▶ **WORK INSTRUCTIONS**
Each entry has to be given again in its exact wording, and no picture may appear in the result.

▶ **INPUT**
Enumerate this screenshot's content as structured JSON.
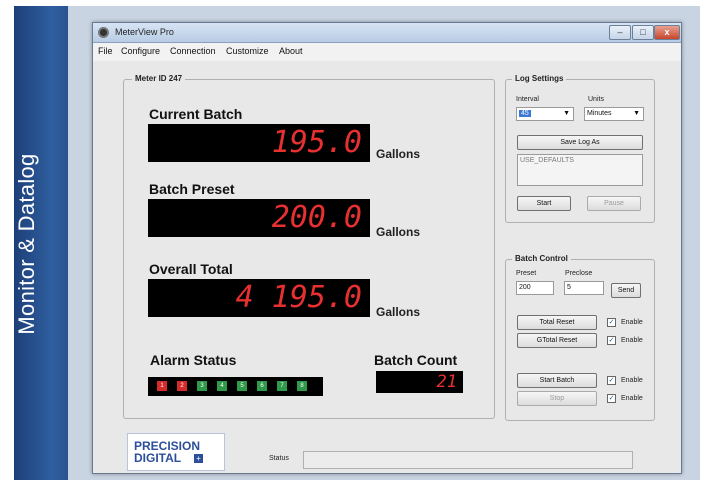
{
  "sidebar_title": "Monitor & Datalog",
  "window": {
    "title": "MeterView Pro",
    "min": "–",
    "max": "□",
    "close": "x"
  },
  "menu": [
    "File",
    "Configure",
    "Connection",
    "Customize",
    "About"
  ],
  "meter": {
    "group_label": "Meter ID 247",
    "current_batch": {
      "label": "Current Batch",
      "value": "195.0",
      "unit": "Gallons"
    },
    "batch_preset": {
      "label": "Batch Preset",
      "value": "200.0",
      "unit": "Gallons"
    },
    "overall_total": {
      "label": "Overall Total",
      "value": "4 195.0",
      "unit": "Gallons"
    },
    "alarm_status": {
      "label": "Alarm Status",
      "leds": [
        "1",
        "2",
        "3",
        "4",
        "5",
        "6",
        "7",
        "8"
      ],
      "active_color": "#d62b2b",
      "inactive_color": "#2e9a4a",
      "active": [
        true,
        true,
        false,
        false,
        false,
        false,
        false,
        false
      ]
    },
    "batch_count": {
      "label": "Batch Count",
      "value": "21"
    }
  },
  "log_settings": {
    "group_label": "Log Settings",
    "interval_label": "Interval",
    "interval_value": "45",
    "units_label": "Units",
    "units_value": "Minutes",
    "save_button": "Save Log As",
    "path_value": "USE_DEFAULTS",
    "start_button": "Start",
    "pause_button": "Pause"
  },
  "batch_control": {
    "group_label": "Batch Control",
    "preset_label": "Preset",
    "preset_value": "200",
    "preclose_label": "Preclose",
    "preclose_value": "5",
    "send_button": "Send",
    "total_reset_button": "Total Reset",
    "gtotal_reset_button": "GTotal Reset",
    "start_batch_button": "Start Batch",
    "stop_button": "Stop",
    "enable_label": "Enable",
    "check_mark": "✓"
  },
  "logo": {
    "line1": "PRECISION",
    "line2": "DIGITAL"
  },
  "status_label": "Status"
}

▶ **ANSWER BOX**
Enumerate this screenshot's content as structured JSON.
{
  "sidebar_title": "Monitor & Datalog",
  "window": {
    "title": "MeterView Pro",
    "min": "–",
    "max": "□",
    "close": "x"
  },
  "menu": [
    "File",
    "Configure",
    "Connection",
    "Customize",
    "About"
  ],
  "meter": {
    "group_label": "Meter ID 247",
    "current_batch": {
      "label": "Current Batch",
      "value": "195.0",
      "unit": "Gallons"
    },
    "batch_preset": {
      "label": "Batch Preset",
      "value": "200.0",
      "unit": "Gallons"
    },
    "overall_total": {
      "label": "Overall Total",
      "value": "4 195.0",
      "unit": "Gallons"
    },
    "alarm_status": {
      "label": "Alarm Status",
      "leds": [
        "1",
        "2",
        "3",
        "4",
        "5",
        "6",
        "7",
        "8"
      ],
      "active_color": "#d62b2b",
      "inactive_color": "#2e9a4a",
      "active": [
        true,
        true,
        false,
        false,
        false,
        false,
        false,
        false
      ]
    },
    "batch_count": {
      "label": "Batch Count",
      "value": "21"
    }
  },
  "log_settings": {
    "group_label": "Log Settings",
    "interval_label": "Interval",
    "interval_value": "45",
    "units_label": "Units",
    "units_value": "Minutes",
    "save_button": "Save Log As",
    "path_value": "USE_DEFAULTS",
    "start_button": "Start",
    "pause_button": "Pause"
  },
  "batch_control": {
    "group_label": "Batch Control",
    "preset_label": "Preset",
    "preset_value": "200",
    "preclose_label": "Preclose",
    "preclose_value": "5",
    "send_button": "Send",
    "total_reset_button": "Total Reset",
    "gtotal_reset_button": "GTotal Reset",
    "start_batch_button": "Start Batch",
    "stop_button": "Stop",
    "enable_label": "Enable",
    "check_mark": "✓"
  },
  "logo": {
    "line1": "PRECISION",
    "line2": "DIGITAL"
  },
  "status_label": "Status"
}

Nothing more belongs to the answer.